**Assignment:** Once the pictures are set aside, repeat all of the data below exactly.

[Data for analysis Boundary: Start]

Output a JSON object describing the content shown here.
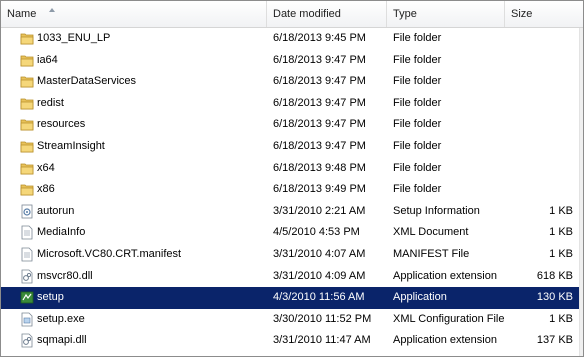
{
  "columns": {
    "name": "Name",
    "date": "Date modified",
    "type": "Type",
    "size": "Size"
  },
  "files": [
    {
      "name": "1033_ENU_LP",
      "date": "6/18/2013 9:45 PM",
      "type": "File folder",
      "size": "",
      "icon": "folder-icon"
    },
    {
      "name": "ia64",
      "date": "6/18/2013 9:47 PM",
      "type": "File folder",
      "size": "",
      "icon": "folder-icon"
    },
    {
      "name": "MasterDataServices",
      "date": "6/18/2013 9:47 PM",
      "type": "File folder",
      "size": "",
      "icon": "folder-icon"
    },
    {
      "name": "redist",
      "date": "6/18/2013 9:47 PM",
      "type": "File folder",
      "size": "",
      "icon": "folder-icon"
    },
    {
      "name": "resources",
      "date": "6/18/2013 9:47 PM",
      "type": "File folder",
      "size": "",
      "icon": "folder-icon"
    },
    {
      "name": "StreamInsight",
      "date": "6/18/2013 9:47 PM",
      "type": "File folder",
      "size": "",
      "icon": "folder-icon"
    },
    {
      "name": "x64",
      "date": "6/18/2013 9:48 PM",
      "type": "File folder",
      "size": "",
      "icon": "folder-icon"
    },
    {
      "name": "x86",
      "date": "6/18/2013 9:49 PM",
      "type": "File folder",
      "size": "",
      "icon": "folder-icon"
    },
    {
      "name": "autorun",
      "date": "3/31/2010 2:21 AM",
      "type": "Setup Information",
      "size": "1 KB",
      "icon": "setup-info-icon"
    },
    {
      "name": "MediaInfo",
      "date": "4/5/2010 4:53 PM",
      "type": "XML Document",
      "size": "1 KB",
      "icon": "document-icon"
    },
    {
      "name": "Microsoft.VC80.CRT.manifest",
      "date": "3/31/2010 4:07 AM",
      "type": "MANIFEST File",
      "size": "1 KB",
      "icon": "document-icon"
    },
    {
      "name": "msvcr80.dll",
      "date": "3/31/2010 4:09 AM",
      "type": "Application extension",
      "size": "618 KB",
      "icon": "dll-icon"
    },
    {
      "name": "setup",
      "date": "4/3/2010 11:56 AM",
      "type": "Application",
      "size": "130 KB",
      "icon": "setup-app-icon",
      "selected": true
    },
    {
      "name": "setup.exe",
      "date": "3/30/2010 11:52 PM",
      "type": "XML Configuration File",
      "size": "1 KB",
      "icon": "config-file-icon"
    },
    {
      "name": "sqmapi.dll",
      "date": "3/31/2010 11:47 AM",
      "type": "Application extension",
      "size": "137 KB",
      "icon": "dll-icon"
    }
  ],
  "colors": {
    "selection": "#0a246a",
    "folder": "#e8c25a"
  }
}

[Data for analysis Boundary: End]

**Solution:**
Output a JSON object describing the content shown here.
{
  "columns": {
    "name": "Name",
    "date": "Date modified",
    "type": "Type",
    "size": "Size"
  },
  "files": [
    {
      "name": "1033_ENU_LP",
      "date": "6/18/2013 9:45 PM",
      "type": "File folder",
      "size": "",
      "icon": "folder-icon"
    },
    {
      "name": "ia64",
      "date": "6/18/2013 9:47 PM",
      "type": "File folder",
      "size": "",
      "icon": "folder-icon"
    },
    {
      "name": "MasterDataServices",
      "date": "6/18/2013 9:47 PM",
      "type": "File folder",
      "size": "",
      "icon": "folder-icon"
    },
    {
      "name": "redist",
      "date": "6/18/2013 9:47 PM",
      "type": "File folder",
      "size": "",
      "icon": "folder-icon"
    },
    {
      "name": "resources",
      "date": "6/18/2013 9:47 PM",
      "type": "File folder",
      "size": "",
      "icon": "folder-icon"
    },
    {
      "name": "StreamInsight",
      "date": "6/18/2013 9:47 PM",
      "type": "File folder",
      "size": "",
      "icon": "folder-icon"
    },
    {
      "name": "x64",
      "date": "6/18/2013 9:48 PM",
      "type": "File folder",
      "size": "",
      "icon": "folder-icon"
    },
    {
      "name": "x86",
      "date": "6/18/2013 9:49 PM",
      "type": "File folder",
      "size": "",
      "icon": "folder-icon"
    },
    {
      "name": "autorun",
      "date": "3/31/2010 2:21 AM",
      "type": "Setup Information",
      "size": "1 KB",
      "icon": "setup-info-icon"
    },
    {
      "name": "MediaInfo",
      "date": "4/5/2010 4:53 PM",
      "type": "XML Document",
      "size": "1 KB",
      "icon": "document-icon"
    },
    {
      "name": "Microsoft.VC80.CRT.manifest",
      "date": "3/31/2010 4:07 AM",
      "type": "MANIFEST File",
      "size": "1 KB",
      "icon": "document-icon"
    },
    {
      "name": "msvcr80.dll",
      "date": "3/31/2010 4:09 AM",
      "type": "Application extension",
      "size": "618 KB",
      "icon": "dll-icon"
    },
    {
      "name": "setup",
      "date": "4/3/2010 11:56 AM",
      "type": "Application",
      "size": "130 KB",
      "icon": "setup-app-icon",
      "selected": true
    },
    {
      "name": "setup.exe",
      "date": "3/30/2010 11:52 PM",
      "type": "XML Configuration File",
      "size": "1 KB",
      "icon": "config-file-icon"
    },
    {
      "name": "sqmapi.dll",
      "date": "3/31/2010 11:47 AM",
      "type": "Application extension",
      "size": "137 KB",
      "icon": "dll-icon"
    }
  ],
  "colors": {
    "selection": "#0a246a",
    "folder": "#e8c25a"
  }
}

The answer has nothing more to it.